U.S. District Judge Legrome D. Davis of the Eastern District of Pennsylvania, most recently known for presiding over Philadelphia’s Amtrak multidistrict litigation, is taking senior status, the clerk of courts announced Thursday.
Davis, who has been on the federal bench for roughly 15 years, was a judge in the Criminal Division of the Philadelphia Court of Common Pleas from 1987 to 2002. Before becoming a judge, Davis was a prosecutor in the Philadelphia District Attorney’s Office.
A call seeking comment to Davis’ chambers was not returned Thursday.
U.S. District Chief Judge Lawrence F. Stengel, Davis’ boss and colleague, had only good things to say about him.
“He is a very successful and respected trial judge, he has a wealth of experience in the state and federal courts,” Stengel said. “Judge Davis has been well regarded by the lawyers who tried cases in front of him.”
He added, “He has always been productive, he’s thoughtful in his decisions, and he’s very hardworking and has always seemed to me to have a commitment to achieving a just result.”
Stengel called Davis’ handling of the Amtrak derailment MDL a model for presiding over complex civil litigation.
It is unclear whether Davis will continue with a full caseload, or take a reduced schedule, which is an option for senior judges.
If he opts for the latter, Stengel said the court’s ability to handle cases efficiently will not be affected.

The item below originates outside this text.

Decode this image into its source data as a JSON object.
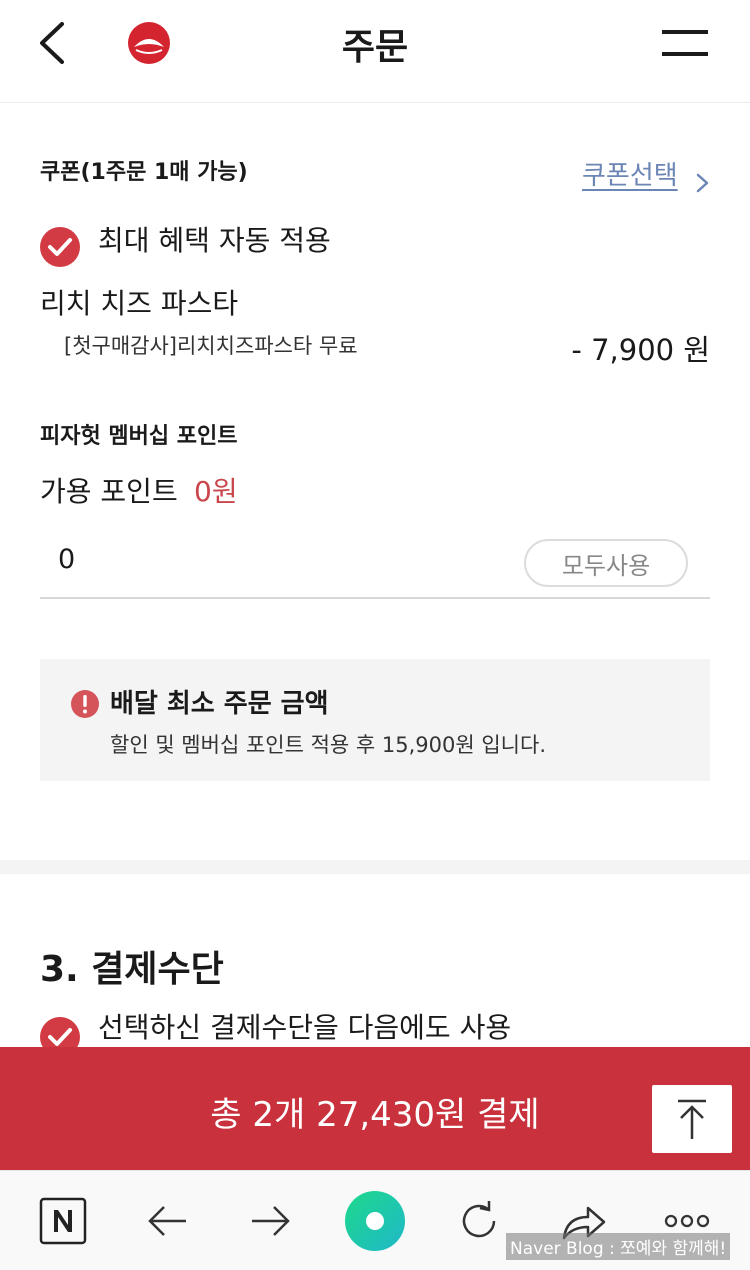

“The plan simply is that a senior judge takes cases under our random assignment process and if he or she elects to take a reduced caseload, then there are more cases that go on the assignment wheel for the rest of the bench,” Stengel said.
In the Amtrak MDL, Davis was responsible for coordinating the flow of a case that had thousands of pages of documents and plaintiffs from multiple states.
Davis approved the $265 million settlement in the Amtrak multidistrict litigation Oct. 27, 2016, which reflected the “present value” of the federally capped $295 million damages limit for which Amtrak can be held liable.